It is most instructive to note how exceedingly anxious the early Christians were, that, as soon as a man was converted, he should be "filled with the Holy Ghost." They knew no reason why weary wastes of disappointing years should stretch between Bethel and Peniel, between the Cross and Pentecost. They knew it was not God's will that forty years of wilderness wanderings should lie between Egypt and the Promised Land (Deut. i.2). When Peter and John came to the Samaritans, and found that they were really turned to God, their first
concern was to get them filled with the Holy Ghost (Acts viii.15). When Ananias came to the newly-converted Saul of Tarsus, his first
word was, "Jesus ... hath sent me, that thou mayest ... be filled with the Holy Ghost" (Acts ix.17). When Paul found certain disciples at Ephesus, his first business with them was to find out if they had "received the Holy Ghost" (Acts xix.2). These early teachers did not wait for a few months or years till the young converts had become thoroughly disheartened because of the disappointments of the way, thoroughly demoralized by encountering defeats where they had been led to expect that they would come off "more than conquerors;" neither did they wait until the novices had become more established or more fully instructed in the things of God; but straightway, at once, they introduced them to Fullness of blessing, taught them the open secret of the overcoming, ever-victorious life, and they did not leave them until the secret was their very own. Has modern practice been in accord with apostolic practice in this respect? The only possible answer is in the negative. Have we improved then on the apostolic method? Scarcely. But our modern method is very largely responsible for the large percentage of backsliding that one meets with in the Church to-day. Many of these backsliders were soundly converted to God, but unfortunately for them, no Peter or John, no Ananias or Paul, met them in the beginning of their Pilgrimage to compel their attention to the "one thing needful" for the people of the Pilgrimage; so they started out but ill provided, and after a longer or shorter time they became thoroughly dispirited; and then asking, "Is this all that is in it?" they threw their profession overboard; and one can scarcely wonder at it. Prevention is better than cure. Let our young converts be fully instructed and fully equipped with the glorious Fullness provided for them by the gracious Father, and we will hear less about backsliding. Do you know why Peter and John, Ananias and Paul, spake of the Fullness of the Spirit? Because they
possessed and enjoyed the blessing themselves, and they could not but
speak of the blessing that had done so much for them. Do you know why we have not spoken of it to our converts and young Christians? Because we

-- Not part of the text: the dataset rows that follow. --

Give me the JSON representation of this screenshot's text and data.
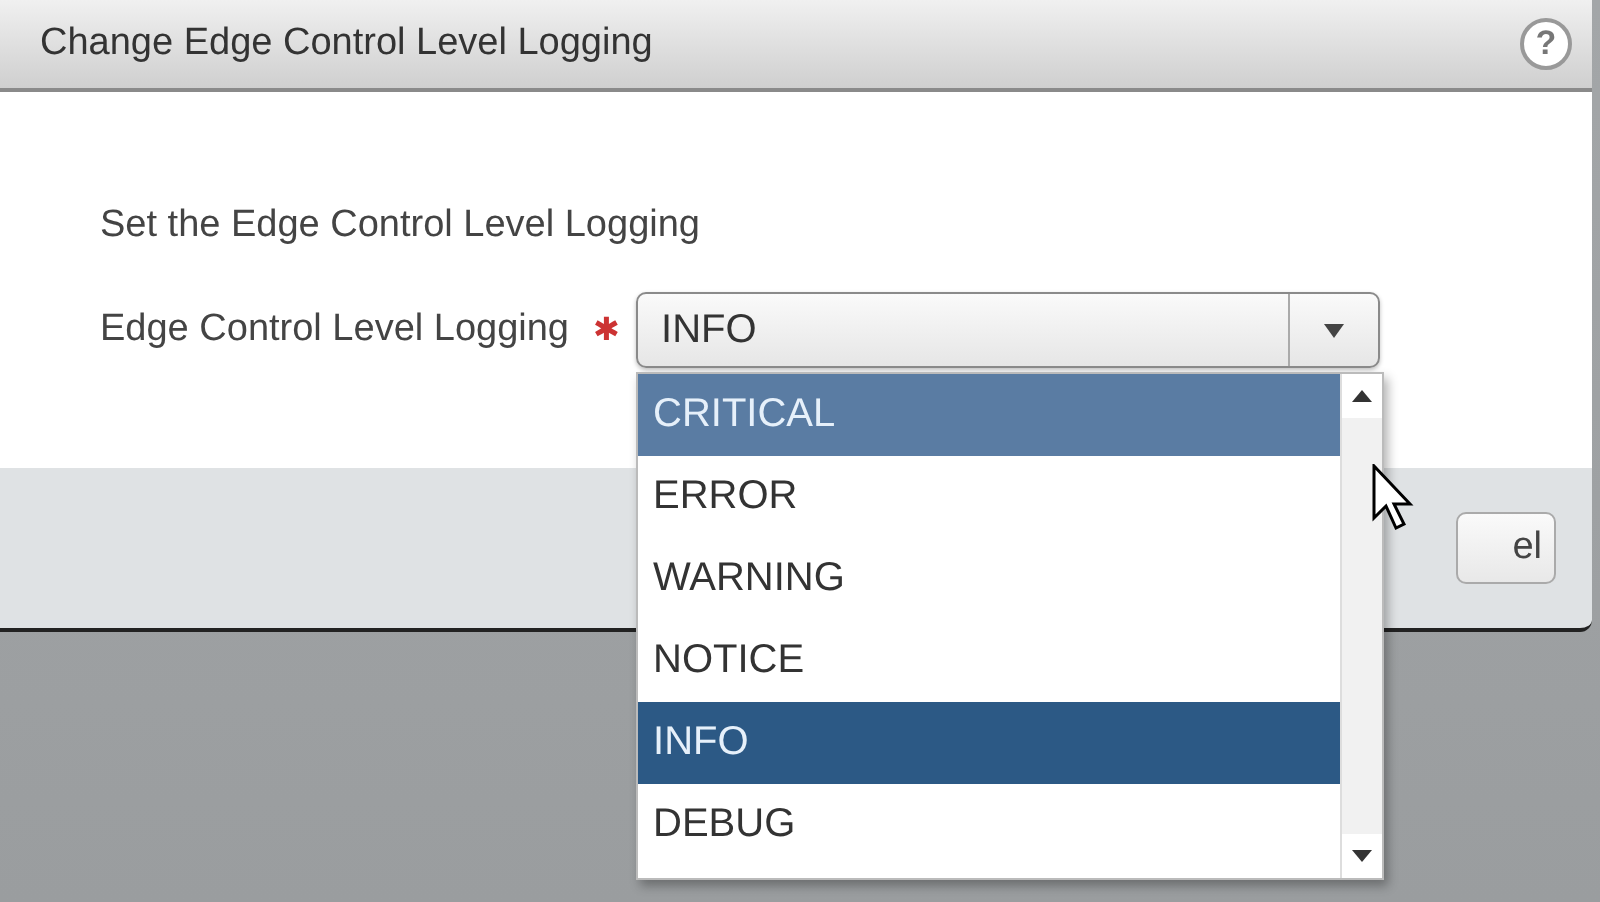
{
  "dialog": {
    "title": "Change Edge Control Level Logging",
    "help": "?",
    "intro": "Set the Edge Control Level Logging",
    "field": {
      "label": "Edge Control Level Logging",
      "required_mark": "✱",
      "value": "INFO",
      "expanded": true,
      "options": [
        {
          "label": "CRITICAL",
          "hovered": true,
          "selected": false
        },
        {
          "label": "ERROR",
          "hovered": false,
          "selected": false
        },
        {
          "label": "WARNING",
          "hovered": false,
          "selected": false
        },
        {
          "label": "NOTICE",
          "hovered": false,
          "selected": false
        },
        {
          "label": "INFO",
          "hovered": false,
          "selected": true
        },
        {
          "label": "DEBUG",
          "hovered": false,
          "selected": false
        }
      ]
    },
    "buttons": [
      "el"
    ]
  }
}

did not know of it ourselves! If we "receive" the Spirit we will "minister" the Spirit; and if we do not "minister," why is it? -- but because we have not "received."